Last week, Cantine Ceci hosted a group of American restaurateurs and chefs who had come to visit us here in Parma from California.
One of the stops during their visit was to the famous Antica Corte Pallavicina in the town of Polesine Parmense where the estate produces one of the most famous expressions of Culatello, the “king” of Parma’s cured meats.
The term culatello literally means little butt (as in rear end) and it refers to the butt of the pig, which is used to make this prized category of charcuterie.
After the pig is slaughtered, the butt is cleaned and washed. It is then macerated in a special red wine from Parma known as Fortana (similar to but sweeter than Lambrusco). After the maceration in wine, it is salted and then hung to be aged.
The aging process, which takes place in a darkened and damp cellar, has to last at least 10 months. But the best producers age their culatello for a lot longer.
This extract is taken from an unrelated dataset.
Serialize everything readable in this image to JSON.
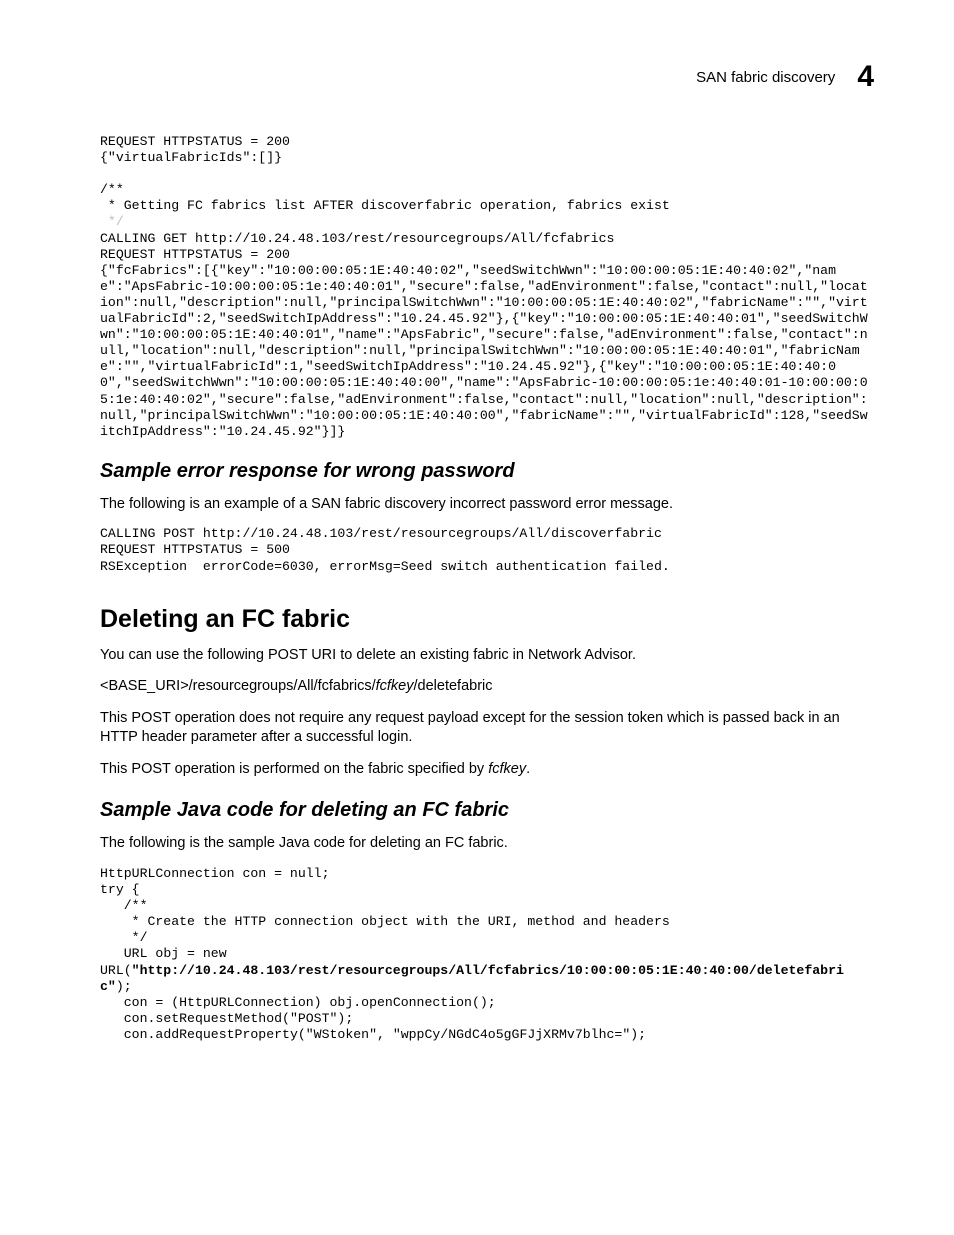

The thing that sets culatello apart is the greater amount of fat in the butt of the pig. In the photo above, you can see the gentle marbling (i.e., the alternating pink muscle and white fat) of the cured meat. In Prosciutto di Parma, for example, you only see the fat on the edges.